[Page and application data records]
━━━━━━━━━━━━━━━━

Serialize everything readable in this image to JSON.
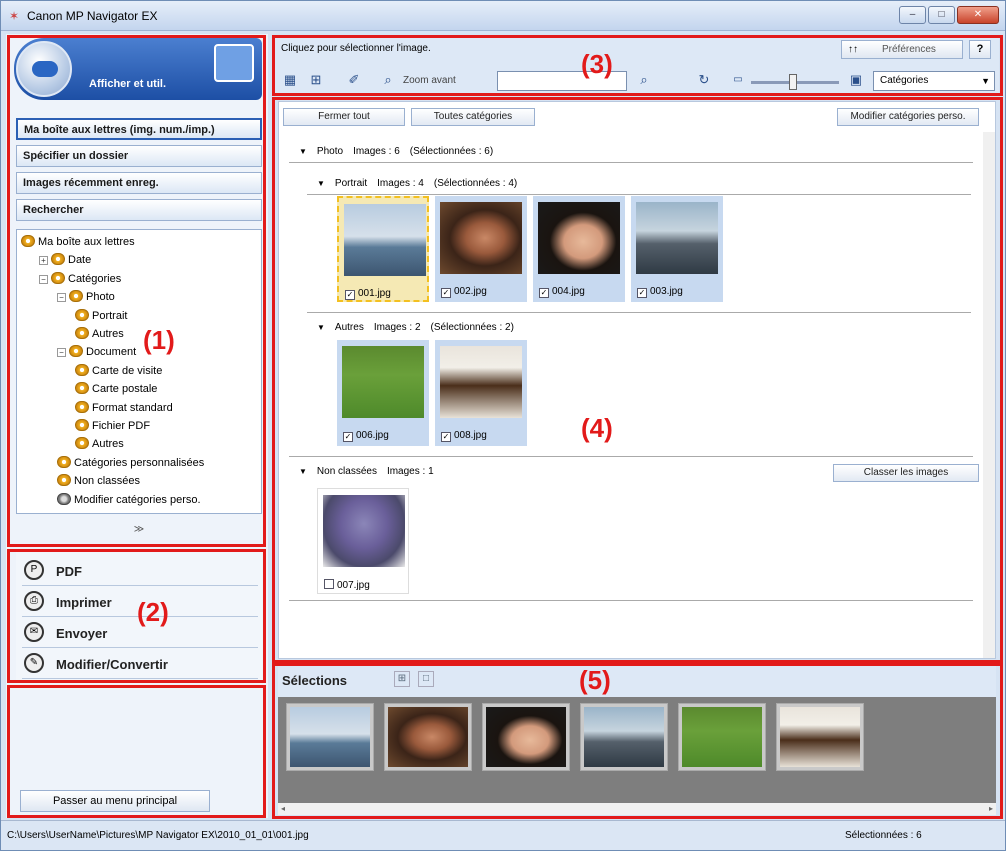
{
  "window": {
    "title": "Canon MP Navigator EX",
    "min": "–",
    "max": "□",
    "close": "✕"
  },
  "left": {
    "mode_label": "Afficher et util.",
    "nav": [
      "Ma boîte aux lettres (img. num./imp.)",
      "Spécifier un dossier",
      "Images récemment enreg.",
      "Rechercher"
    ],
    "tree": [
      {
        "label": "Ma boîte aux lettres",
        "level": 0,
        "exp": ""
      },
      {
        "label": "Date",
        "level": 1,
        "exp": "+"
      },
      {
        "label": "Catégories",
        "level": 1,
        "exp": "−"
      },
      {
        "label": "Photo",
        "level": 2,
        "exp": "−"
      },
      {
        "label": "Portrait",
        "level": 3,
        "exp": "",
        "bold": true
      },
      {
        "label": "Autres",
        "level": 3,
        "exp": ""
      },
      {
        "label": "Document",
        "level": 2,
        "exp": "−"
      },
      {
        "label": "Carte de visite",
        "level": 3,
        "exp": ""
      },
      {
        "label": "Carte postale",
        "level": 3,
        "exp": ""
      },
      {
        "label": "Format standard",
        "level": 3,
        "exp": ""
      },
      {
        "label": "Fichier PDF",
        "level": 3,
        "exp": ""
      },
      {
        "label": "Autres",
        "level": 3,
        "exp": ""
      },
      {
        "label": "Catégories personnalisées",
        "level": 2,
        "exp": ""
      },
      {
        "label": "Non classées",
        "level": 2,
        "exp": ""
      },
      {
        "label": "Modifier catégories perso.",
        "level": 2,
        "exp": "",
        "icon": "mod"
      }
    ],
    "collapse": "≫",
    "tasks": [
      {
        "label": "PDF",
        "icon": "P"
      },
      {
        "label": "Imprimer",
        "icon": "⎙"
      },
      {
        "label": "Envoyer",
        "icon": "✉"
      },
      {
        "label": "Modifier/Convertir",
        "icon": "✎"
      }
    ],
    "main_menu": "Passer au menu principal"
  },
  "annotations": [
    "(1)",
    "(2)",
    "(3)",
    "(4)",
    "(5)"
  ],
  "toolbar": {
    "hint": "Cliquez pour sélectionner l'image.",
    "pref": "Préférences",
    "pref_icon": "↑↑",
    "help": "?",
    "zoom": "Zoom avant",
    "search_value": "",
    "category_select": "Catégories"
  },
  "view": {
    "close_all": "Fermer tout",
    "all_categories": "Toutes catégories",
    "edit_custom": "Modifier catégories perso.",
    "classify": "Classer les images",
    "groups": {
      "photo": {
        "name": "Photo",
        "images": "Images : 6",
        "selected": "(Sélectionnées : 6)"
      },
      "portrait": {
        "name": "Portrait",
        "images": "Images : 4",
        "selected": "(Sélectionnées : 4)"
      },
      "autres": {
        "name": "Autres",
        "images": "Images : 2",
        "selected": "(Sélectionnées : 2)"
      },
      "non": {
        "name": "Non classées",
        "images": "Images : 1"
      }
    },
    "portrait_images": [
      "001.jpg",
      "002.jpg",
      "004.jpg",
      "003.jpg"
    ],
    "autres_images": [
      "006.jpg",
      "008.jpg"
    ],
    "non_images": [
      "007.jpg"
    ]
  },
  "selections": {
    "title": "Sélections"
  },
  "status": {
    "path": "C:\\Users\\UserName\\Pictures\\MP Navigator EX\\2010_01_01\\001.jpg",
    "count": "Sélectionnées : 6"
  }
}
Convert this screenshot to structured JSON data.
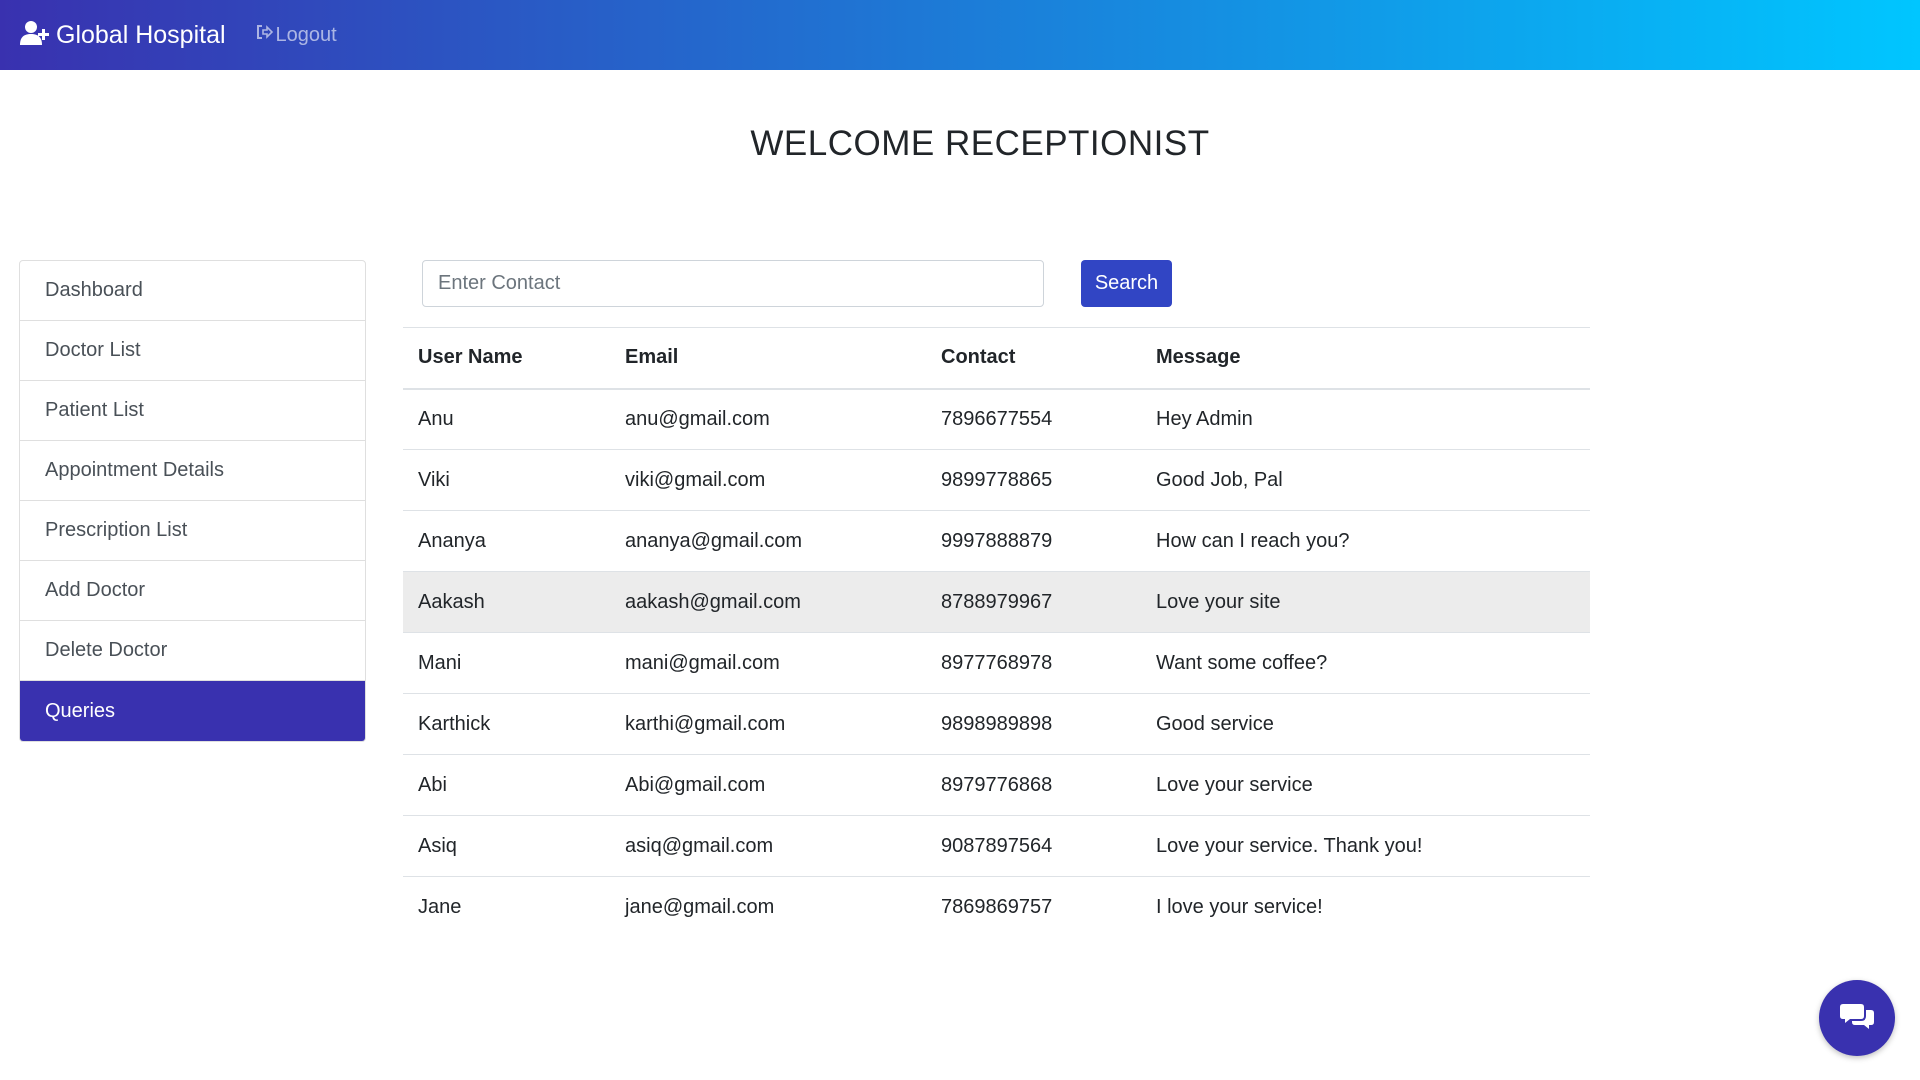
{
  "navbar": {
    "brand": "Global Hospital",
    "logout_label": "Logout",
    "gradient_start": "#3931af",
    "gradient_end": "#00c6ff",
    "brand_icon": "user-plus-icon",
    "logout_icon": "sign-out-icon"
  },
  "welcome": "WELCOME RECEPTIONIST",
  "sidebar": {
    "items": [
      {
        "label": "Dashboard"
      },
      {
        "label": "Doctor List"
      },
      {
        "label": "Patient List"
      },
      {
        "label": "Appointment Details"
      },
      {
        "label": "Prescription List"
      },
      {
        "label": "Add Doctor"
      },
      {
        "label": "Delete Doctor"
      },
      {
        "label": "Queries",
        "active": true
      }
    ],
    "active_color": "#3931af"
  },
  "search": {
    "placeholder": "Enter Contact",
    "value": "",
    "button_label": "Search",
    "button_color": "#3145c4"
  },
  "table": {
    "headers": [
      "User Name",
      "Email",
      "Contact",
      "Message"
    ],
    "rows": [
      {
        "user": "Anu",
        "email": "anu@gmail.com",
        "contact": "7896677554",
        "message": "Hey Admin"
      },
      {
        "user": "Viki",
        "email": "viki@gmail.com",
        "contact": "9899778865",
        "message": "Good Job, Pal"
      },
      {
        "user": "Ananya",
        "email": "ananya@gmail.com",
        "contact": "9997888879",
        "message": "How can I reach you?"
      },
      {
        "user": "Aakash",
        "email": "aakash@gmail.com",
        "contact": "8788979967",
        "message": "Love your site",
        "highlighted": true
      },
      {
        "user": "Mani",
        "email": "mani@gmail.com",
        "contact": "8977768978",
        "message": "Want some coffee?"
      },
      {
        "user": "Karthick",
        "email": "karthi@gmail.com",
        "contact": "9898989898",
        "message": "Good service"
      },
      {
        "user": "Abi",
        "email": "Abi@gmail.com",
        "contact": "8979776868",
        "message": "Love your service"
      },
      {
        "user": "Asiq",
        "email": "asiq@gmail.com",
        "contact": "9087897564",
        "message": "Love your service. Thank you!"
      },
      {
        "user": "Jane",
        "email": "jane@gmail.com",
        "contact": "7869869757",
        "message": "I love your service!"
      }
    ]
  },
  "chat_widget": {
    "icon": "chat-bubbles-icon",
    "color": "#3931af"
  }
}
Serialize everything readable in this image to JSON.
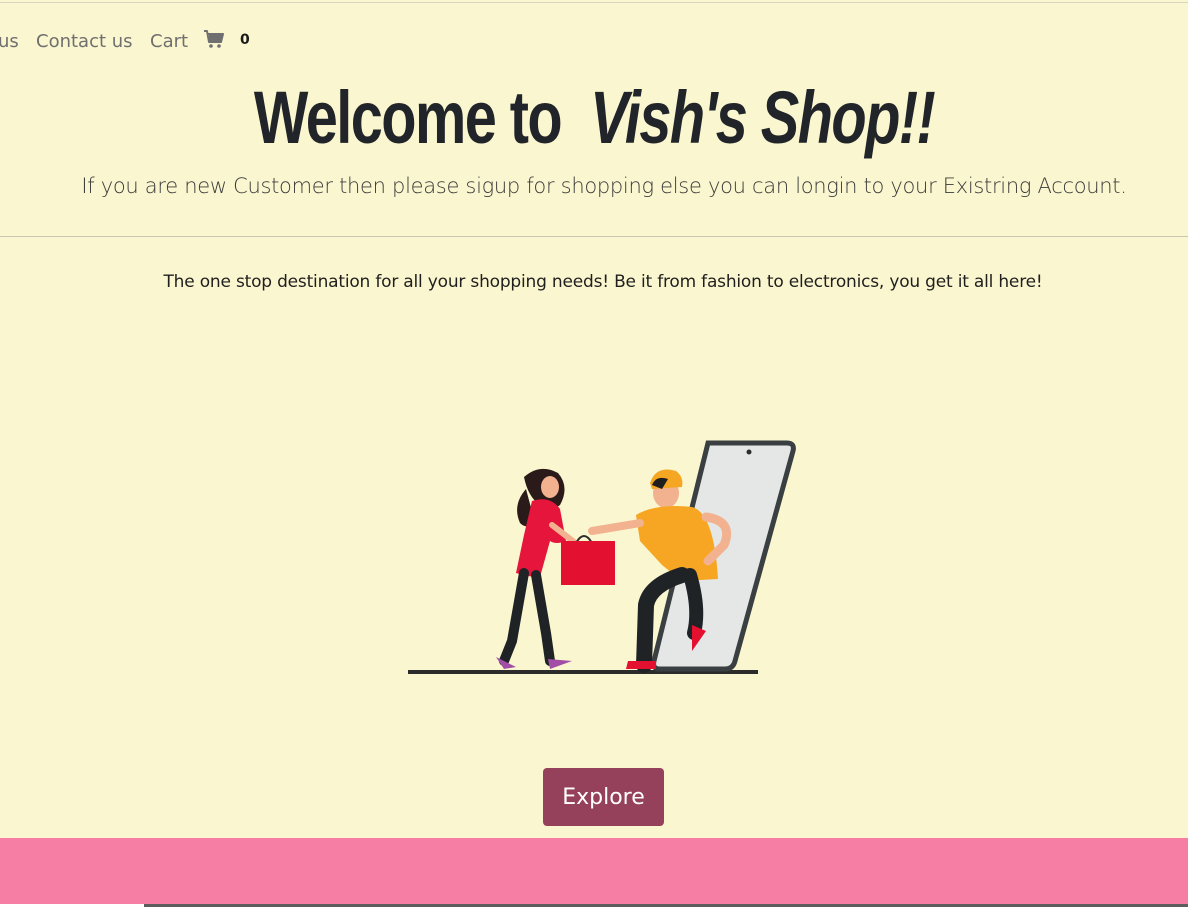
{
  "nav": {
    "about_label": "us",
    "contact_label": "Contact us",
    "cart_label": "Cart",
    "cart_icon": "cart-icon",
    "cart_count": "0"
  },
  "hero": {
    "title_prefix": "Welcome to",
    "title_brand": "Vish's Shop!!",
    "lead": "If you are new Customer then please sigup for shopping else you can longin to your Existring Account."
  },
  "main": {
    "tagline": "The one stop destination for all your shopping needs! Be it from fashion to electronics, you get it all here!",
    "illustration": "shopping-delivery-illustration",
    "explore_label": "Explore"
  },
  "colors": {
    "background": "#faf6cf",
    "button": "#96415c",
    "footer": "#f67ea5"
  }
}
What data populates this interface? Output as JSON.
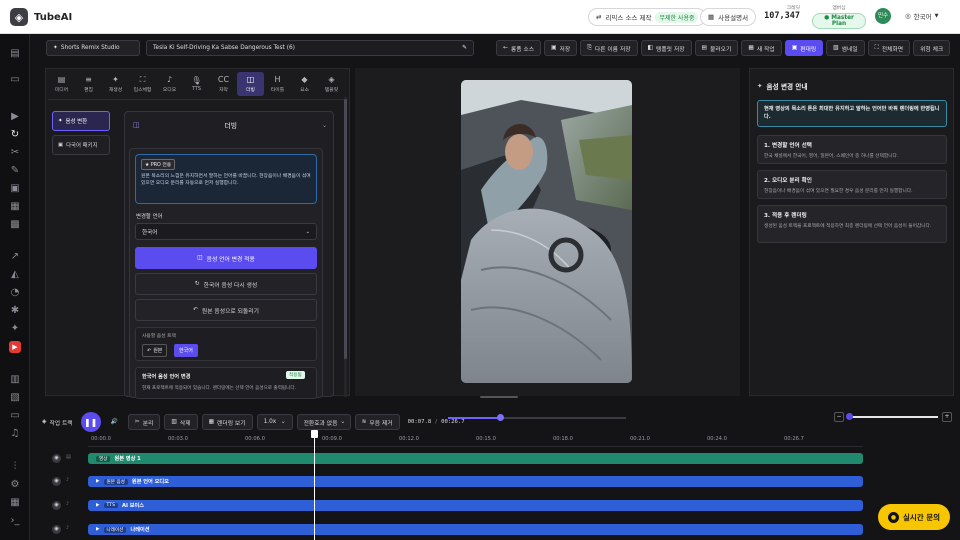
{
  "app": {
    "name": "TubeAI"
  },
  "topbar": {
    "remix_label": "리믹스 소스 제작",
    "remix_badge": "무제한 사용중",
    "usage_label": "사용설명서",
    "credit_label": "크레딧",
    "credit_value": "107,347",
    "plan_label": "Master Plan",
    "plan_caption": "멤버십",
    "avatar_text": "민수",
    "language": "한국어"
  },
  "project": {
    "studio_label": "Shorts Remix Studio",
    "title": "Tesla Ki Self-Driving Ka Sabse Dangerous Test (6)",
    "buttons": [
      {
        "label": "롱폼 소스",
        "icon": "←"
      },
      {
        "label": "저장",
        "icon": "▣"
      },
      {
        "label": "다른 이름 저장",
        "icon": "⎘"
      },
      {
        "label": "템플릿 저장",
        "icon": "◧"
      },
      {
        "label": "불러오기",
        "icon": "▤"
      },
      {
        "label": "새 작업",
        "icon": "▦"
      },
      {
        "label": "편대링",
        "icon": "▣"
      },
      {
        "label": "썸네일",
        "icon": "▧"
      },
      {
        "label": "전체화면",
        "icon": "⛶"
      },
      {
        "label": "위험 체크",
        "icon": ""
      }
    ]
  },
  "tools": {
    "tabs": [
      {
        "label": "미디어",
        "icon": "▤"
      },
      {
        "label": "편집",
        "icon": "≡"
      },
      {
        "label": "재생성",
        "icon": "✦"
      },
      {
        "label": "입스체험",
        "icon": "⛶"
      },
      {
        "label": "오디오",
        "icon": "♪"
      },
      {
        "label": "TTS",
        "icon": "🎙"
      },
      {
        "label": "자막",
        "icon": "CC"
      },
      {
        "label": "더빙",
        "icon": "◫"
      },
      {
        "label": "타이틀",
        "icon": "H"
      },
      {
        "label": "요소",
        "icon": "◆"
      },
      {
        "label": "템플릿",
        "icon": "◈"
      }
    ],
    "side": [
      {
        "label": "음성 변환"
      },
      {
        "label": "다국어 패키지"
      }
    ],
    "section_title": "더빙",
    "pro_label": "PRO 전용",
    "pro_desc": "원본 목소리의 느낌은 유지하면서 말하는 언어를 바꿉니다. 현장음이나 배경음이 섞여 있으면 오디오 분리를 자동으로 먼저 실행합니다.",
    "lang_label": "변경할 언어",
    "lang_value": "한국어",
    "apply_btn": "음성 언어 변경 적용",
    "regen_btn": "한국어 음성 다시 생성",
    "revert_btn": "원본 음성으로 되돌리기",
    "track_label": "사용할 음성 트랙",
    "track_original": "원본",
    "track_korean": "한국어",
    "status_title": "한국어 음성 언어 변경",
    "status_badge": "적용됨",
    "status_desc": "현재 프로젝트에 적용되어 있습니다. 렌더링에는 선택 언어 음성으로 출력됩니다."
  },
  "guide": {
    "title": "음성 변경 안내",
    "highlight": "현재 영상의 목소리 톤은 최대한 유지하고 말하는 언어만 바꿔 렌더링에 반영됩니다.",
    "steps": [
      {
        "title": "1. 변경할 언어 선택",
        "desc": "한국 채널에서 한국어, 영어, 일본어, 스페인어 중 하나를 선택합니다."
      },
      {
        "title": "2. 오디오 분리 확인",
        "desc": "현장음이나 배경음이 섞여 있으면 필요한 경우 음성 분리를 먼저 실행합니다."
      },
      {
        "title": "3. 적용 후 렌더링",
        "desc": "생성된 음성 트랙을 프로젝트에 적용하면 최종 렌더링에 선택 언어 음성이 들어갑니다."
      }
    ]
  },
  "timeline": {
    "label": "작업 트랙",
    "split": "분리",
    "delete": "삭제",
    "render_preview": "렌더링 보기",
    "speed": "1.0x",
    "transition": "전환효과 없음",
    "silence": "무음 제거",
    "time_current": "00:07.8",
    "time_total": "00:26.7",
    "time_sep": "/",
    "ruler": [
      "00:00.0",
      "00:03.0",
      "00:06.0",
      "00:09.0",
      "00:12.0",
      "00:15.0",
      "00:18.0",
      "00:21.0",
      "00:24.0",
      "00:26.7"
    ],
    "playhead_fraction": 0.292,
    "tracks": [
      {
        "chip": "영상",
        "name": "원본 영상 1",
        "color": "#1f8a6e"
      },
      {
        "chip": "원본 음성",
        "name": "원본 언어 오디오",
        "color": "#2f5fd6"
      },
      {
        "chip": "TTS",
        "name": "AI 보이스",
        "color": "#2f5fd6"
      },
      {
        "chip": "나레이션",
        "name": "나레이션",
        "color": "#2f5fd6"
      }
    ]
  },
  "chat": {
    "label": "실시간 문의"
  },
  "colors": {
    "accent": "#5b4cf0",
    "chat_bg": "#f7c600",
    "video_track": "#1f8a6e",
    "audio_track": "#2f5fd6"
  }
}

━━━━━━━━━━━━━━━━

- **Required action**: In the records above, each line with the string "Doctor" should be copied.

- **Result of the task**:
        "label": "Doctor List"
        "label": "Add Doctor"
        "label": "Delete Doctor"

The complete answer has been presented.